Clearly there are a number of research-backed health benefits to whole ACV consumption. But do these benefits transfer to ACV gummy consumption? We'll review in the next section.
Dosage Issue With ACV Gummies
Whether a food or supplement (or medication for that matter) is likely to have health benefits depends on its dose. We know that broccoli is healthy, but eating an incredibly small amount of it probably won't improve human health.
Taking ACV gummies is like eating one tiny shred of broccoli; the underlying product is nutritious, but the dose is too low to have any health benefit.
All of the medical studies on ACV cited in the previous section used a minimum dosage of 15 mL, and this minimally-effective dose is equivalent to around 15,000 mg.
For reference, Goli gummies contain 500 mg of ACV, or around 3% of what appears to be the minimally-effective dose.

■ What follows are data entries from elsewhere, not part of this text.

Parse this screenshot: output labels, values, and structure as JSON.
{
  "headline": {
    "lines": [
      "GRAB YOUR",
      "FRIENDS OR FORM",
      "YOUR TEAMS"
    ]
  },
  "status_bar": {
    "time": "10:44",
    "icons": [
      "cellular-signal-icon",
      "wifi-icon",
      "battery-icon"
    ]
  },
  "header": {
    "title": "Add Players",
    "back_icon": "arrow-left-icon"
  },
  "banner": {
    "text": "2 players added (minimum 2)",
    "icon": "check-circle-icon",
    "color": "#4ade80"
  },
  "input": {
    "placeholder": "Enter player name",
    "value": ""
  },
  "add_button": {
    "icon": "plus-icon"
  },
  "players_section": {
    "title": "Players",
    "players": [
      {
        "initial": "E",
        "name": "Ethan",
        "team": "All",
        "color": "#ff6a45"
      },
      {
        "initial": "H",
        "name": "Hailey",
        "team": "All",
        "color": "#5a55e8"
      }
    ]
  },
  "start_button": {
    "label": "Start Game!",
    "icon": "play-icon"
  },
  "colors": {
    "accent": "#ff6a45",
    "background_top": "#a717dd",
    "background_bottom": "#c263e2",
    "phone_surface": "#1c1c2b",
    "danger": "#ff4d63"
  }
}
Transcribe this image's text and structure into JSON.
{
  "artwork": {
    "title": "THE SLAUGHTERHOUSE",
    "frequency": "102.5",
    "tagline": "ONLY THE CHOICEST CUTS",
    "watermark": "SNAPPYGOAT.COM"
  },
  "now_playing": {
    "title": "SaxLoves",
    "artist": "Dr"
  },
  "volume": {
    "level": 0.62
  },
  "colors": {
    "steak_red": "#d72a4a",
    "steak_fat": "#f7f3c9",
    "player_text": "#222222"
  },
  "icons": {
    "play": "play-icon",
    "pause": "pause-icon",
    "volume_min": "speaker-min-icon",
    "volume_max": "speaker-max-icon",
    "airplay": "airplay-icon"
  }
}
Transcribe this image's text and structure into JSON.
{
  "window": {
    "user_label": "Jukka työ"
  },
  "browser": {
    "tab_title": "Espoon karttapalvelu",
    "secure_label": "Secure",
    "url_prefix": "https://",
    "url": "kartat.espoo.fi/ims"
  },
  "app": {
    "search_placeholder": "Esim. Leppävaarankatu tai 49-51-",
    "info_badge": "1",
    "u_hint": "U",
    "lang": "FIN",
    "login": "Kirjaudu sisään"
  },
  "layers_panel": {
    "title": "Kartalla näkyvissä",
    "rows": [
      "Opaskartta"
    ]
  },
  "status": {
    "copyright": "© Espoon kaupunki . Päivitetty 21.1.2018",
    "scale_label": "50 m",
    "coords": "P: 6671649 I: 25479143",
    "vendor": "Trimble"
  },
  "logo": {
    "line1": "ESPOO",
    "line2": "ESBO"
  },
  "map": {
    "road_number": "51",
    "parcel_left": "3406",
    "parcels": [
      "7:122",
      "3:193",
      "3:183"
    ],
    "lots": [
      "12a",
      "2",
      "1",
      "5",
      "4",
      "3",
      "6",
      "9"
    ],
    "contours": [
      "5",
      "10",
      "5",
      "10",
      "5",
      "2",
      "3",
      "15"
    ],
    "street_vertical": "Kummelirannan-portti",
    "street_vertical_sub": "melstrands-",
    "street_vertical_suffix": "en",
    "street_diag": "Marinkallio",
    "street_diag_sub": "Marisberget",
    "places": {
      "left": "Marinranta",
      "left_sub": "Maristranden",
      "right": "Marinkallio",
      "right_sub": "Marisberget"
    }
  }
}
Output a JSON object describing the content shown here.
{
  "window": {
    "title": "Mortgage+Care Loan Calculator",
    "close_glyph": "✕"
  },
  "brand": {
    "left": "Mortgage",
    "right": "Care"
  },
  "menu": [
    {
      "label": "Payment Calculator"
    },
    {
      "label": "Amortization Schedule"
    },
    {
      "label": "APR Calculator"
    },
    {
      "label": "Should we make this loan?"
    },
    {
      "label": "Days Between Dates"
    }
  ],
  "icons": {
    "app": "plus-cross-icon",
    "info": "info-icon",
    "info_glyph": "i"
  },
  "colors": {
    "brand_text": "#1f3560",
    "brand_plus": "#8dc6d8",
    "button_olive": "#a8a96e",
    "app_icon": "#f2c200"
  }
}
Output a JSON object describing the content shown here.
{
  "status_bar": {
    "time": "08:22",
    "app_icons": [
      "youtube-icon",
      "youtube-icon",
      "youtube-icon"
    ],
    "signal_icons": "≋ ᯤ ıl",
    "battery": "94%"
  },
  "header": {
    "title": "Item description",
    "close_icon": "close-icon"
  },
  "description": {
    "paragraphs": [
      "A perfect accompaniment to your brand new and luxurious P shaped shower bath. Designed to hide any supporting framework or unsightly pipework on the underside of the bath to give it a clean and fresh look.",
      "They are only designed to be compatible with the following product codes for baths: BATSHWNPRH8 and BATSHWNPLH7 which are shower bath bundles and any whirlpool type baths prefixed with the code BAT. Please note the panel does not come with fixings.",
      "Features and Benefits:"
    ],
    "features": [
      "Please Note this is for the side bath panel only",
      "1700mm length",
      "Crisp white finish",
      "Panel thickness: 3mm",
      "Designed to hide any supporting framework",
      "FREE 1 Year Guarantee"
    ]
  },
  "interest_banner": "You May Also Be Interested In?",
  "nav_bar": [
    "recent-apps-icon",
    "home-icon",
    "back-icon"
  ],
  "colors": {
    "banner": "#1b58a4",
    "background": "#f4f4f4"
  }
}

Another popular ACV gummies product made by Orphic Nutrition, which is a top-selling ACV gummies brand on Amazon, contains 1,000 mg (6% of what seems to be the minimum-effective dose).
Another leading brand on Amazon called Health Nutrition Naturals makes an ACV gummies product with 1000 mg.
We haven’t come across an ACV gummy supplement that even comes close to a minimally-effective dose of ACV, and we don’t expect to, because of the small size of gummies. It's an illogical way to consume ACV for health benefits, given the relatively high minimum dose of ACV for health benefits.
A nutrition influencer named Lacey Baier has a 5 minute video that explains further why ACV gummies aren't likely to be effective:
Real, Unsponsored ACV Gummies Review
A YouTube creator named Morgan Riley shared her experience using ACV gummies:
Why Most Gummies Are Unhealthy
Most gummy supplements, ACV or otherwise, are unhealthy in our opinion. Many contain added sugar, which is shown in medical research to be associated with an increased risk of obesity and inflammation.
Many gummies also contain questionable additive ingredients like flavoring agents, preservatives, and filler ingredients.
Even if the added sugar dose is relatively low (1 gram per gummy in the case of Goli), we don’t see the point in buying overpriced and ineffective supplements when whole ACV in a bottle is so much cheaper per serving.
For consumers who just want an unhealthy but tasty treat, at least regular candy gummies won’t be so overpriced, and won’t claim to solve any health problems.
But can you make a healthier version at home? We'll review in the next section.
Can You Make Healthy ACV Gummies at Home?
A YouTube creator with a channel called "Getting Healthy _Dr.T" has a video sharing how to make healthy ACV gummies at home with whole food ingredients: